The jury for next year’s IDEA competition (which we feature each year in BusinessWeek) has been announced. Alistair Hamilton is chair this year. His background in mobile (at Symbol, Motorola and now at Microsoft) suggests that this medium will be in the spotlight this year, which seems about right. Lots of exciting stuff bubbling up, as everything aligns and really interesting stuff starts to be viable — and visible — in the real world.
As usual, a whole host of design bigwigs will be taking part. I was particularly taken, however, with the inclusion of Ryan Eder. Who?
Eder won Best in Show and the People's Choice award in the 2007 IDEA competition -- for a concept he produced whilst a student at the University of Cincinnati. His appearance on the panel will bring a fresh, young take which is much needed at these sorts of events, but rarely actively sought out.
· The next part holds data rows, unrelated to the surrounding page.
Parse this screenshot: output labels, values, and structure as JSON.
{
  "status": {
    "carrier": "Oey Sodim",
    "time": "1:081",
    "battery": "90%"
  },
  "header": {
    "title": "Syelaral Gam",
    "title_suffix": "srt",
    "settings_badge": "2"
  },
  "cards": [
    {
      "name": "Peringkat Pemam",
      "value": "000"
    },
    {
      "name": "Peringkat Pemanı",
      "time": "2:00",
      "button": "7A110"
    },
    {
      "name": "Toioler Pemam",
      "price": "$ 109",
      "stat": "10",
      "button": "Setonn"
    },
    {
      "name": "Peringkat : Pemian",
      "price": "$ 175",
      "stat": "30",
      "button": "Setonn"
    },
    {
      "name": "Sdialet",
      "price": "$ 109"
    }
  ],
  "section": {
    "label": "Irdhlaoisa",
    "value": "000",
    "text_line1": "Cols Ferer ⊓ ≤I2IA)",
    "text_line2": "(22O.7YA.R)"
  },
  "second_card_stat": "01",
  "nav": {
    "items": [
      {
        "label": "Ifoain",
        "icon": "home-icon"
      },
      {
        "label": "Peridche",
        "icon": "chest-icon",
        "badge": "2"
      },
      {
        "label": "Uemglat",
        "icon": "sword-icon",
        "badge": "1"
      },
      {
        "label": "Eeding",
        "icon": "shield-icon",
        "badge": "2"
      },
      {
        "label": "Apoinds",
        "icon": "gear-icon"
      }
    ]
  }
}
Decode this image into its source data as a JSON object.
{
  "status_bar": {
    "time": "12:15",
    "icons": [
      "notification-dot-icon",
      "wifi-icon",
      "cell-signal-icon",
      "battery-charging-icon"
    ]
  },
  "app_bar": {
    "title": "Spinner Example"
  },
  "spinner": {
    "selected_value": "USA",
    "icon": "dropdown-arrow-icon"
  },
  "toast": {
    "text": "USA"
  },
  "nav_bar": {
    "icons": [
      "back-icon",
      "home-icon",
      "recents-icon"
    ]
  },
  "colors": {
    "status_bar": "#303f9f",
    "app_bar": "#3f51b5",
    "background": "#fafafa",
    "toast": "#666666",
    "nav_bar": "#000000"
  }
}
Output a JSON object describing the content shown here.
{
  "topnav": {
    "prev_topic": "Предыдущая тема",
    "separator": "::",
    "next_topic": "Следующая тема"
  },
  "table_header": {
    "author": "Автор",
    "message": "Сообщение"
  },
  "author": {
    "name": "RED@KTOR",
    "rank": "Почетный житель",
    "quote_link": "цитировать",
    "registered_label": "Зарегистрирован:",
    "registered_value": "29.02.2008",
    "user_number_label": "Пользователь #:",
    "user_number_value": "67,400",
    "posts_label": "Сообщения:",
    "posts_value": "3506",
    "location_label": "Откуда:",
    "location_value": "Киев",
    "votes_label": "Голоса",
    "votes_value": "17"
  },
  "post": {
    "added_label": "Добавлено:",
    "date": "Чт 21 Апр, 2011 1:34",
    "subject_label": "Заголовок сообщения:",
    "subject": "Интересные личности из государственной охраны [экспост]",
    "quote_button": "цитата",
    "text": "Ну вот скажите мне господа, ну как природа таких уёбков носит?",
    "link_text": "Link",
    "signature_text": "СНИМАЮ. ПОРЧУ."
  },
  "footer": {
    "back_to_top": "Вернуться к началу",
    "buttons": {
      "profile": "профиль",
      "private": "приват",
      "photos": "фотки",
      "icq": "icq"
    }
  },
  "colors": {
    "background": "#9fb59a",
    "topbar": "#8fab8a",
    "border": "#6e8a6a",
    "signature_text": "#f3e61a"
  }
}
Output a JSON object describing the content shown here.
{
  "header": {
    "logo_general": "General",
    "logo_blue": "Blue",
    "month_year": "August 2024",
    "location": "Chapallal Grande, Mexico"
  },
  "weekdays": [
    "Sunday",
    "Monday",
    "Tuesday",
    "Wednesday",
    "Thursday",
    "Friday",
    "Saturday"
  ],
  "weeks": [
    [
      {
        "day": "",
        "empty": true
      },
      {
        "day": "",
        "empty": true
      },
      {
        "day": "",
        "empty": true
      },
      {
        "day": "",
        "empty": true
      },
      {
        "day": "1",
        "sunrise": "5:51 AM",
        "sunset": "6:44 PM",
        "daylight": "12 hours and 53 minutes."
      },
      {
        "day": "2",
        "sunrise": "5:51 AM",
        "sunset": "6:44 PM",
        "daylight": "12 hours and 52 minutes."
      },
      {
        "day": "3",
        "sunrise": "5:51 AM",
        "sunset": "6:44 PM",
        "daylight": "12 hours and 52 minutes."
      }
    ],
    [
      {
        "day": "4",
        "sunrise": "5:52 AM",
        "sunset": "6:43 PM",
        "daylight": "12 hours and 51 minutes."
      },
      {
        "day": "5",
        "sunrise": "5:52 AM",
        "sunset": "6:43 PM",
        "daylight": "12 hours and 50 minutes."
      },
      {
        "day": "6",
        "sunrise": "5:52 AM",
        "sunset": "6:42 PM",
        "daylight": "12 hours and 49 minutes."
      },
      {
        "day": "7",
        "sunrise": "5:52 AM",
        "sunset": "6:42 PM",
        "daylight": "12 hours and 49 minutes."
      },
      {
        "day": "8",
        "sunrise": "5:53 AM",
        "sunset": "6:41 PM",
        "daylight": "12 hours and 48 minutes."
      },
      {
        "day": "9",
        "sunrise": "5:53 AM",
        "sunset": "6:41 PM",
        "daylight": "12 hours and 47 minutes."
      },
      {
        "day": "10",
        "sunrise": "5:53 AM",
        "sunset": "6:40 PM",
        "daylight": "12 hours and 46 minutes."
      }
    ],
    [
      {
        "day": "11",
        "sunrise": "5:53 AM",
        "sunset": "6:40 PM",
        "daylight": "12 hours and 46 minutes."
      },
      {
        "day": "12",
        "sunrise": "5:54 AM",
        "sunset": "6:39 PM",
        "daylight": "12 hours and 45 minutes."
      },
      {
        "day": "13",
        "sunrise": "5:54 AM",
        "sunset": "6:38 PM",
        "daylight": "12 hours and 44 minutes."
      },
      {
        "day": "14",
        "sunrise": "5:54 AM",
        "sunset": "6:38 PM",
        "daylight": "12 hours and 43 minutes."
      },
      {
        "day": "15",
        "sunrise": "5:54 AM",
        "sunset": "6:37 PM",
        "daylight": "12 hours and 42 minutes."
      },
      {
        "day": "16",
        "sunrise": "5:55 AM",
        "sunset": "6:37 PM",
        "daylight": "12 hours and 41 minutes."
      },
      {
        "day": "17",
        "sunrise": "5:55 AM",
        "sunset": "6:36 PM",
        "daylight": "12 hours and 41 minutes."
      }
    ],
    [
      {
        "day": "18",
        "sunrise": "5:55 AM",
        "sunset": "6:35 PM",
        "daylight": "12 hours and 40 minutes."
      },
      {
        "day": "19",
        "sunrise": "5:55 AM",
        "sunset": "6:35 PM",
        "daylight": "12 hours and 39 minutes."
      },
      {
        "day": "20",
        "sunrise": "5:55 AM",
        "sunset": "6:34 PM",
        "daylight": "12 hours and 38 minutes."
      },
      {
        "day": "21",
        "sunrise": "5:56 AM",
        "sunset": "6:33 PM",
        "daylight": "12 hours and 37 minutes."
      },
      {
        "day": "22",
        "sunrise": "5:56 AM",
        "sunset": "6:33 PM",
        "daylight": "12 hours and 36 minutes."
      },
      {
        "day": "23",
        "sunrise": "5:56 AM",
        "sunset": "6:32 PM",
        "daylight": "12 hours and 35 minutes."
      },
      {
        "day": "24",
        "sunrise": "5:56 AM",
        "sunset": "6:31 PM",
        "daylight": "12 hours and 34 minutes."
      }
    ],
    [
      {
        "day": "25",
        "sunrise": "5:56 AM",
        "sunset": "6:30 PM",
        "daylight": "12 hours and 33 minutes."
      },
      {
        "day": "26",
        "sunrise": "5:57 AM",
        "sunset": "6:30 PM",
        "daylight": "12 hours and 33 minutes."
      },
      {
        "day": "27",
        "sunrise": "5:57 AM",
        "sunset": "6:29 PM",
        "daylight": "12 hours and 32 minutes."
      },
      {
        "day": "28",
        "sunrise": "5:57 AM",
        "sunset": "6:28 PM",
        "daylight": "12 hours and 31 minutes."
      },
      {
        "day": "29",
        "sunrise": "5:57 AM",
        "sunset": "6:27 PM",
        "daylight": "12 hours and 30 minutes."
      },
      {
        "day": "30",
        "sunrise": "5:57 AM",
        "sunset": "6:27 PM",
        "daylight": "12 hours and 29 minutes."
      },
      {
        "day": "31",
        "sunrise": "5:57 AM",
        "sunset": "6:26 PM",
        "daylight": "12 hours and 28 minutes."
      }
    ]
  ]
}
I pinged Ryan to get the lowdown and to ask him how he's going to negotiate the judging process -- and how he's coping with the IDEA aftermath. Suffice it to say, he's pretty giddy with the year he's had, but also amazingly, impressively grounded. Here's Ryan:
"I was completely surprised when I got the email asking if I wanted to be a judge. Wanted?! Of course, I would love to!"
"After graduation, young designers are thrown into the professional world in which we seek acceptance and hope to find a place for ourselves. Its encouraging that IDSA is so welcoming and open. I am very grateful and appreciative of everything that has happened. I look forward to it all, and hope that I can participate in the judging process in the future."
Ryan works at Priority Designs, and gives credit to them for supporting his work to date. And what's the latest with his award-winning exercise concept? "Active interest," apparently. It'll be slow going to bring a radical idea for universal fitness to market, but that's one advantage of being young... time's on his side.
What comes next? The Bloomberg Businessweek Innovation and Design blog chronicles new tools for creativity and collaboration, innovation case studies in both the corporate and social sectors, and the new ideas that have the power to change the way things have always been done.